▸ Assignment: Please restate the entries below word for word, leaving out any pictures.

────

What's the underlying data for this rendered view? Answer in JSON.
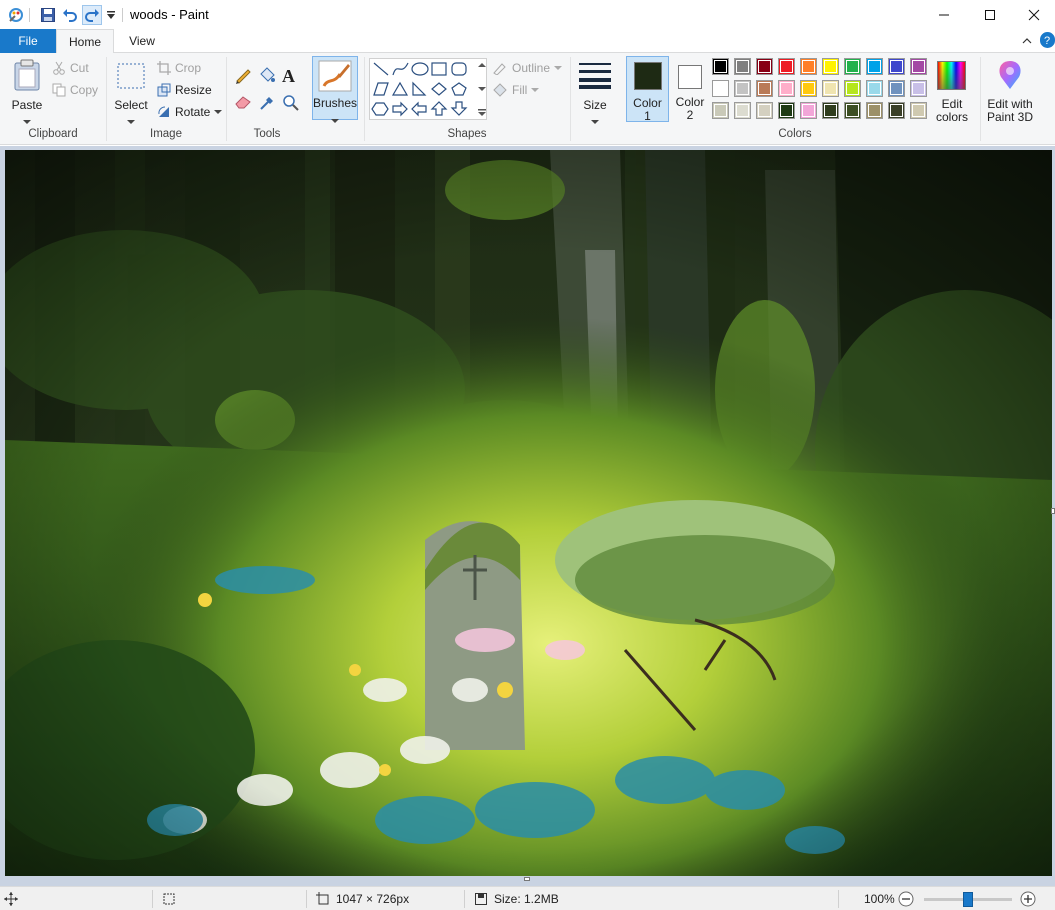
{
  "window": {
    "title": "woods - Paint",
    "controls": [
      "minimize",
      "maximize",
      "close"
    ]
  },
  "tabs": [
    {
      "label": "File"
    },
    {
      "label": "Home"
    },
    {
      "label": "View"
    }
  ],
  "ribbon": {
    "clipboard": {
      "group_label": "Clipboard",
      "paste": "Paste",
      "cut": "Cut",
      "copy": "Copy"
    },
    "image": {
      "group_label": "Image",
      "select": "Select",
      "crop": "Crop",
      "resize": "Resize",
      "rotate": "Rotate"
    },
    "tools": {
      "group_label": "Tools"
    },
    "brushes": {
      "label": "Brushes"
    },
    "shapes": {
      "group_label": "Shapes",
      "outline": "Outline",
      "fill": "Fill"
    },
    "size": {
      "label": "Size"
    },
    "color1": {
      "label_line1": "Color",
      "label_line2": "1",
      "value": "#1e2a14"
    },
    "color2": {
      "label_line1": "Color",
      "label_line2": "2",
      "value": "#ffffff"
    },
    "colors": {
      "group_label": "Colors",
      "palette": [
        [
          "#000000",
          "#7f7f7f",
          "#880015",
          "#ed1c24",
          "#ff7f27",
          "#fff200",
          "#22b14c",
          "#00a2e8",
          "#3f48cc",
          "#a349a4"
        ],
        [
          "#ffffff",
          "#c3c3c3",
          "#b97a57",
          "#ffaec9",
          "#ffc90e",
          "#efe4b0",
          "#b5e61d",
          "#99d9ea",
          "#7092be",
          "#c8bfe7"
        ],
        [
          "#c9c9b8",
          "#dcdcd0",
          "#d4d0c0",
          "#1e3a14",
          "#f2a6d8",
          "#2f3d1e",
          "#3c4f24",
          "#9c9068",
          "#3a3f28",
          "#cfc9b0"
        ]
      ],
      "edit_colors_line1": "Edit",
      "edit_colors_line2": "colors"
    },
    "paint3d": {
      "label_line1": "Edit with",
      "label_line2": "Paint 3D"
    }
  },
  "status": {
    "selection_size": "",
    "canvas_size": "1047 × 726px",
    "file_size": "Size: 1.2MB",
    "zoom": "100%",
    "zoom_level": 0.5
  }
}
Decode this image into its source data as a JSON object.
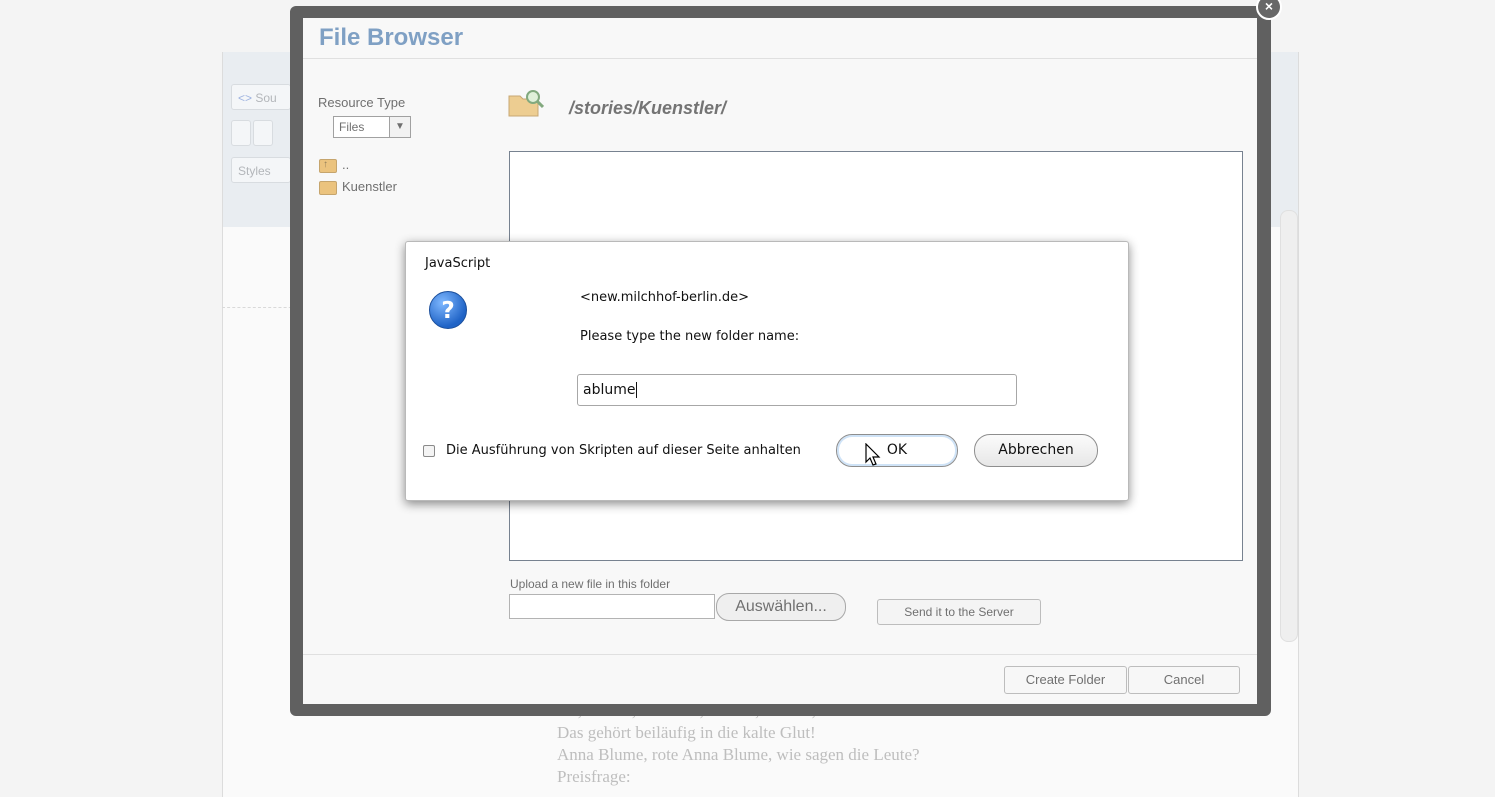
{
  "background_editor": {
    "toolbar": {
      "source_label": "Sou",
      "styles_label": "Styles"
    },
    "text_lines": [
      "Du, Deiner, Dich Dir, ich Dir, Du mir, ----- wir?",
      "Das gehört beiläufig in die kalte Glut!",
      "Anna Blume, rote Anna Blume, wie sagen die Leute?",
      "Preisfrage:"
    ]
  },
  "file_browser": {
    "title": "File Browser",
    "resource_type": {
      "label": "Resource Type",
      "selected": "Files"
    },
    "tree": [
      {
        "label": "..",
        "icon": "folder-up-icon"
      },
      {
        "label": "Kuenstler",
        "icon": "folder-icon"
      }
    ],
    "current_path": "/stories/Kuenstler/",
    "upload": {
      "label": "Upload a new file in this folder",
      "browse_label": "Auswählen...",
      "send_label": "Send it to the Server"
    },
    "footer": {
      "create_folder_label": "Create Folder",
      "cancel_label": "Cancel"
    },
    "close_glyph": "×"
  },
  "dialog": {
    "title": "JavaScript",
    "icon": "question-icon",
    "icon_glyph": "?",
    "origin": "<new.milchhof-berlin.de>",
    "prompt": "Please type the new folder name:",
    "input_value": "ablume",
    "checkbox_label": "Die Ausführung von Skripten auf dieser Seite anhalten",
    "ok_label": "OK",
    "cancel_label": "Abbrechen"
  }
}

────

▸ Answer to the problem:
What's the underlying data for this rendered view? Answer in JSON.
{
  "window": {
    "title": "woods - Paint",
    "controls": [
      "minimize",
      "maximize",
      "close"
    ]
  },
  "tabs": [
    {
      "label": "File"
    },
    {
      "label": "Home"
    },
    {
      "label": "View"
    }
  ],
  "ribbon": {
    "clipboard": {
      "group_label": "Clipboard",
      "paste": "Paste",
      "cut": "Cut",
      "copy": "Copy"
    },
    "image": {
      "group_label": "Image",
      "select": "Select",
      "crop": "Crop",
      "resize": "Resize",
      "rotate": "Rotate"
    },
    "tools": {
      "group_label": "Tools"
    },
    "brushes": {
      "label": "Brushes"
    },
    "shapes": {
      "group_label": "Shapes",
      "outline": "Outline",
      "fill": "Fill"
    },
    "size": {
      "label": "Size"
    },
    "color1": {
      "label_line1": "Color",
      "label_line2": "1",
      "value": "#1e2a14"
    },
    "color2": {
      "label_line1": "Color",
      "label_line2": "2",
      "value": "#ffffff"
    },
    "colors": {
      "group_label": "Colors",
      "palette": [
        [
          "#000000",
          "#7f7f7f",
          "#880015",
          "#ed1c24",
          "#ff7f27",
          "#fff200",
          "#22b14c",
          "#00a2e8",
          "#3f48cc",
          "#a349a4"
        ],
        [
          "#ffffff",
          "#c3c3c3",
          "#b97a57",
          "#ffaec9",
          "#ffc90e",
          "#efe4b0",
          "#b5e61d",
          "#99d9ea",
          "#7092be",
          "#c8bfe7"
        ],
        [
          "#c9c9b8",
          "#dcdcd0",
          "#d4d0c0",
          "#1e3a14",
          "#f2a6d8",
          "#2f3d1e",
          "#3c4f24",
          "#9c9068",
          "#3a3f28",
          "#cfc9b0"
        ]
      ],
      "edit_colors_line1": "Edit",
      "edit_colors_line2": "colors"
    },
    "paint3d": {
      "label_line1": "Edit with",
      "label_line2": "Paint 3D"
    }
  },
  "status": {
    "selection_size": "",
    "canvas_size": "1047 × 726px",
    "file_size": "Size: 1.2MB",
    "zoom": "100%",
    "zoom_level": 0.5
  }
}
Decode this image into its source data as a JSON object.
{
  "background_editor": {
    "toolbar": {
      "source_label": "Sou",
      "styles_label": "Styles"
    },
    "text_lines": [
      "Du, Deiner, Dich Dir, ich Dir, Du mir, ----- wir?",
      "Das gehört beiläufig in die kalte Glut!",
      "Anna Blume, rote Anna Blume, wie sagen die Leute?",
      "Preisfrage:"
    ]
  },
  "file_browser": {
    "title": "File Browser",
    "resource_type": {
      "label": "Resource Type",
      "selected": "Files"
    },
    "tree": [
      {
        "label": "..",
        "icon": "folder-up-icon"
      },
      {
        "label": "Kuenstler",
        "icon": "folder-icon"
      }
    ],
    "current_path": "/stories/Kuenstler/",
    "upload": {
      "label": "Upload a new file in this folder",
      "browse_label": "Auswählen...",
      "send_label": "Send it to the Server"
    },
    "footer": {
      "create_folder_label": "Create Folder",
      "cancel_label": "Cancel"
    },
    "close_glyph": "×"
  },
  "dialog": {
    "title": "JavaScript",
    "icon": "question-icon",
    "icon_glyph": "?",
    "origin": "<new.milchhof-berlin.de>",
    "prompt": "Please type the new folder name:",
    "input_value": "ablume",
    "checkbox_label": "Die Ausführung von Skripten auf dieser Seite anhalten",
    "ok_label": "OK",
    "cancel_label": "Abbrechen"
  }
}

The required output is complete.